## Problem
Look below for lines that hold the string "content" and copy each one.

== Stored data

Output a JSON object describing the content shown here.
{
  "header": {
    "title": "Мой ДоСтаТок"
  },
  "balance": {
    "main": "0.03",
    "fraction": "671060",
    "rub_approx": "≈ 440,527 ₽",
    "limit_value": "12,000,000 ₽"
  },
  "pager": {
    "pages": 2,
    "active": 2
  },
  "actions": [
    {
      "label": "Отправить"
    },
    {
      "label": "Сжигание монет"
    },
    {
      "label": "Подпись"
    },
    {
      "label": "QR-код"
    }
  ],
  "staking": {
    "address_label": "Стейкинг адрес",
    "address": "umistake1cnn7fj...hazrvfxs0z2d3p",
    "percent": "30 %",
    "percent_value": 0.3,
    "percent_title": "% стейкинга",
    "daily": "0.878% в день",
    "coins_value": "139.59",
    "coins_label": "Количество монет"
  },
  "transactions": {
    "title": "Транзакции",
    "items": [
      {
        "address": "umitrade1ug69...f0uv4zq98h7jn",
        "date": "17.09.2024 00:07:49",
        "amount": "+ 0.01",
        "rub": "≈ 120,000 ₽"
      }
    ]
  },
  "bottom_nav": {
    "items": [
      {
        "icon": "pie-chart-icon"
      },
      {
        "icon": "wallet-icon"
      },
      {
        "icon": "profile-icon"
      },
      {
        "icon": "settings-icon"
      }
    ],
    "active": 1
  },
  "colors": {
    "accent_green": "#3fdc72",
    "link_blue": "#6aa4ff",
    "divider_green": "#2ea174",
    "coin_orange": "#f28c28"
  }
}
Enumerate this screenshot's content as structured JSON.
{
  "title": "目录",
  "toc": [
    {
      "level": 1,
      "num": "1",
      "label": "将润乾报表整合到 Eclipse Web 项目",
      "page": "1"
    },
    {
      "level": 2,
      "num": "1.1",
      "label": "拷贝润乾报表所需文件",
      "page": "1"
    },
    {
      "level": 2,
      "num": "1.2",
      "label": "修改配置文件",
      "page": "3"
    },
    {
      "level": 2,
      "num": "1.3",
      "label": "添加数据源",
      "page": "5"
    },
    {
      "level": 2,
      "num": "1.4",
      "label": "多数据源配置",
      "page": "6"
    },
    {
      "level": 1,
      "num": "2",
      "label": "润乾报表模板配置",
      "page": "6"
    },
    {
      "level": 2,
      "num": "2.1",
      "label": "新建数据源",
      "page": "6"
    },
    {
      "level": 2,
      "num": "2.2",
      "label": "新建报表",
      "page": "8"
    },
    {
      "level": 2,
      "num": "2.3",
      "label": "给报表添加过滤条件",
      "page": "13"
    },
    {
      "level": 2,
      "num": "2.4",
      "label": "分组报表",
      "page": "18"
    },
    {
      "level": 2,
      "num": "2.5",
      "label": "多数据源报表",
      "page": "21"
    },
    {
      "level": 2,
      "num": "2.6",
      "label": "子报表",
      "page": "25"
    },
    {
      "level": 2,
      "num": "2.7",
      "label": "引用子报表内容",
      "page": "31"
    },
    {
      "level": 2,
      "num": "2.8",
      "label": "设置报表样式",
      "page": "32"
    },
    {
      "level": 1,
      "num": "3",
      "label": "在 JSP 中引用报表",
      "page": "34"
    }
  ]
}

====

## Solution to the problem
Output a JSON object describing the content shown here.
Enumerate this screenshot's content as structured JSON.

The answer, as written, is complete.